[Entries taken from a collection]
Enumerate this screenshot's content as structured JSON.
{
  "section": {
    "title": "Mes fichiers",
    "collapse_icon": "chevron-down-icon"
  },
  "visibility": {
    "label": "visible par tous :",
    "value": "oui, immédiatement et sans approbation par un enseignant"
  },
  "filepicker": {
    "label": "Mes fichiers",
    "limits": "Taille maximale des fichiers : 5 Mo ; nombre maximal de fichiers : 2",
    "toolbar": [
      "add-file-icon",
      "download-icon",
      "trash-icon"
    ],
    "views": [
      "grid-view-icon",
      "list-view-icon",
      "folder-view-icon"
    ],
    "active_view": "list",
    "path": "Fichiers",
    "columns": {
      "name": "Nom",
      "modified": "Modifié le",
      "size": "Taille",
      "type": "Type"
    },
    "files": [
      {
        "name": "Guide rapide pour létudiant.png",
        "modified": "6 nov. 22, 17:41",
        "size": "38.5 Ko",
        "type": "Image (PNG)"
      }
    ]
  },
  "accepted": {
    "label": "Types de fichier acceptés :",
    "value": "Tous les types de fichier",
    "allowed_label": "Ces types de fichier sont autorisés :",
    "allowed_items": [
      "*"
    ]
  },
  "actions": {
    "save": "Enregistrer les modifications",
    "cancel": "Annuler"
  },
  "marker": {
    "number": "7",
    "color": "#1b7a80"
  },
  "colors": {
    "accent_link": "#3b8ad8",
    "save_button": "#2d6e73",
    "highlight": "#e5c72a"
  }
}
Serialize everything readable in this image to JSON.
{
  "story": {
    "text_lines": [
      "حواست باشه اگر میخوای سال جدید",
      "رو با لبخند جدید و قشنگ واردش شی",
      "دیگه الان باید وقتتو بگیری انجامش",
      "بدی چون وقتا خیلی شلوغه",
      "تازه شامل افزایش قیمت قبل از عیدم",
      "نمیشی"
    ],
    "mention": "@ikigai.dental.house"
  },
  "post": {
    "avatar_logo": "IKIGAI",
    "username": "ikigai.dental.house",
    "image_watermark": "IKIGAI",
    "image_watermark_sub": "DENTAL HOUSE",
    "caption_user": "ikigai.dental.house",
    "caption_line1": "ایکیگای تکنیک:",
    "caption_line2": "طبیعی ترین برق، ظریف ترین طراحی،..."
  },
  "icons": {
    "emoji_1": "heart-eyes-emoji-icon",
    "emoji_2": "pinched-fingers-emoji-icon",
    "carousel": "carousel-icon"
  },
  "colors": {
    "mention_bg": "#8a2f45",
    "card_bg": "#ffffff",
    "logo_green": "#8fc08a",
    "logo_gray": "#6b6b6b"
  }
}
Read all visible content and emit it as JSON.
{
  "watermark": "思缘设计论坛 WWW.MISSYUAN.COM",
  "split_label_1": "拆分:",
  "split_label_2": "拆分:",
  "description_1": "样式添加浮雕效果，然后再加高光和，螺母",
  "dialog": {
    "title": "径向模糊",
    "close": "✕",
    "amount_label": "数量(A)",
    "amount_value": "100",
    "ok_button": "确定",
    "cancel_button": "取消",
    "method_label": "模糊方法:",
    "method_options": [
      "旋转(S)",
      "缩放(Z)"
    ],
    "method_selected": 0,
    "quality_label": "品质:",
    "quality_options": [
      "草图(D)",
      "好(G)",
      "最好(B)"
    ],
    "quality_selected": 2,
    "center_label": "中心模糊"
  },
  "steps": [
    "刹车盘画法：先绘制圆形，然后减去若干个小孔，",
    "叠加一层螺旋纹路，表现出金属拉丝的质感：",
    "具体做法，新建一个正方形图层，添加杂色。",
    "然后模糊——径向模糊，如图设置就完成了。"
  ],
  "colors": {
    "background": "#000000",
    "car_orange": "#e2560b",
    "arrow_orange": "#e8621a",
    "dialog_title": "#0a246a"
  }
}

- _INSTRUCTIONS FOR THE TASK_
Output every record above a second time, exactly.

- _ANSWER TO THIS EXERCISE_
Enumerate this screenshot's content as structured JSON.
{
  "section": {
    "title": "Mes fichiers",
    "collapse_icon": "chevron-down-icon"
  },
  "visibility": {
    "label": "visible par tous :",
    "value": "oui, immédiatement et sans approbation par un enseignant"
  },
  "filepicker": {
    "label": "Mes fichiers",
    "limits": "Taille maximale des fichiers : 5 Mo ; nombre maximal de fichiers : 2",
    "toolbar": [
      "add-file-icon",
      "download-icon",
      "trash-icon"
    ],
    "views": [
      "grid-view-icon",
      "list-view-icon",
      "folder-view-icon"
    ],
    "active_view": "list",
    "path": "Fichiers",
    "columns": {
      "name": "Nom",
      "modified": "Modifié le",
      "size": "Taille",
      "type": "Type"
    },
    "files": [
      {
        "name": "Guide rapide pour létudiant.png",
        "modified": "6 nov. 22, 17:41",
        "size": "38.5 Ko",
        "type": "Image (PNG)"
      }
    ]
  },
  "accepted": {
    "label": "Types de fichier acceptés :",
    "value": "Tous les types de fichier",
    "allowed_label": "Ces types de fichier sont autorisés :",
    "allowed_items": [
      "*"
    ]
  },
  "actions": {
    "save": "Enregistrer les modifications",
    "cancel": "Annuler"
  },
  "marker": {
    "number": "7",
    "color": "#1b7a80"
  },
  "colors": {
    "accent_link": "#3b8ad8",
    "save_button": "#2d6e73",
    "highlight": "#e5c72a"
  }
}
Serialize everything readable in this image to JSON.
{
  "story": {
    "text_lines": [
      "حواست باشه اگر میخوای سال جدید",
      "رو با لبخند جدید و قشنگ واردش شی",
      "دیگه الان باید وقتتو بگیری انجامش",
      "بدی چون وقتا خیلی شلوغه",
      "تازه شامل افزایش قیمت قبل از عیدم",
      "نمیشی"
    ],
    "mention": "@ikigai.dental.house"
  },
  "post": {
    "avatar_logo": "IKIGAI",
    "username": "ikigai.dental.house",
    "image_watermark": "IKIGAI",
    "image_watermark_sub": "DENTAL HOUSE",
    "caption_user": "ikigai.dental.house",
    "caption_line1": "ایکیگای تکنیک:",
    "caption_line2": "طبیعی ترین برق، ظریف ترین طراحی،..."
  },
  "icons": {
    "emoji_1": "heart-eyes-emoji-icon",
    "emoji_2": "pinched-fingers-emoji-icon",
    "carousel": "carousel-icon"
  },
  "colors": {
    "mention_bg": "#8a2f45",
    "card_bg": "#ffffff",
    "logo_green": "#8fc08a",
    "logo_gray": "#6b6b6b"
  }
}
Read all visible content and emit it as JSON.
{
  "watermark": "思缘设计论坛 WWW.MISSYUAN.COM",
  "split_label_1": "拆分:",
  "split_label_2": "拆分:",
  "description_1": "样式添加浮雕效果，然后再加高光和，螺母",
  "dialog": {
    "title": "径向模糊",
    "close": "✕",
    "amount_label": "数量(A)",
    "amount_value": "100",
    "ok_button": "确定",
    "cancel_button": "取消",
    "method_label": "模糊方法:",
    "method_options": [
      "旋转(S)",
      "缩放(Z)"
    ],
    "method_selected": 0,
    "quality_label": "品质:",
    "quality_options": [
      "草图(D)",
      "好(G)",
      "最好(B)"
    ],
    "quality_selected": 2,
    "center_label": "中心模糊"
  },
  "steps": [
    "刹车盘画法：先绘制圆形，然后减去若干个小孔，",
    "叠加一层螺旋纹路，表现出金属拉丝的质感：",
    "具体做法，新建一个正方形图层，添加杂色。",
    "然后模糊——径向模糊，如图设置就完成了。"
  ],
  "colors": {
    "background": "#000000",
    "car_orange": "#e2560b",
    "arrow_orange": "#e8621a",
    "dialog_title": "#0a246a"
  }
}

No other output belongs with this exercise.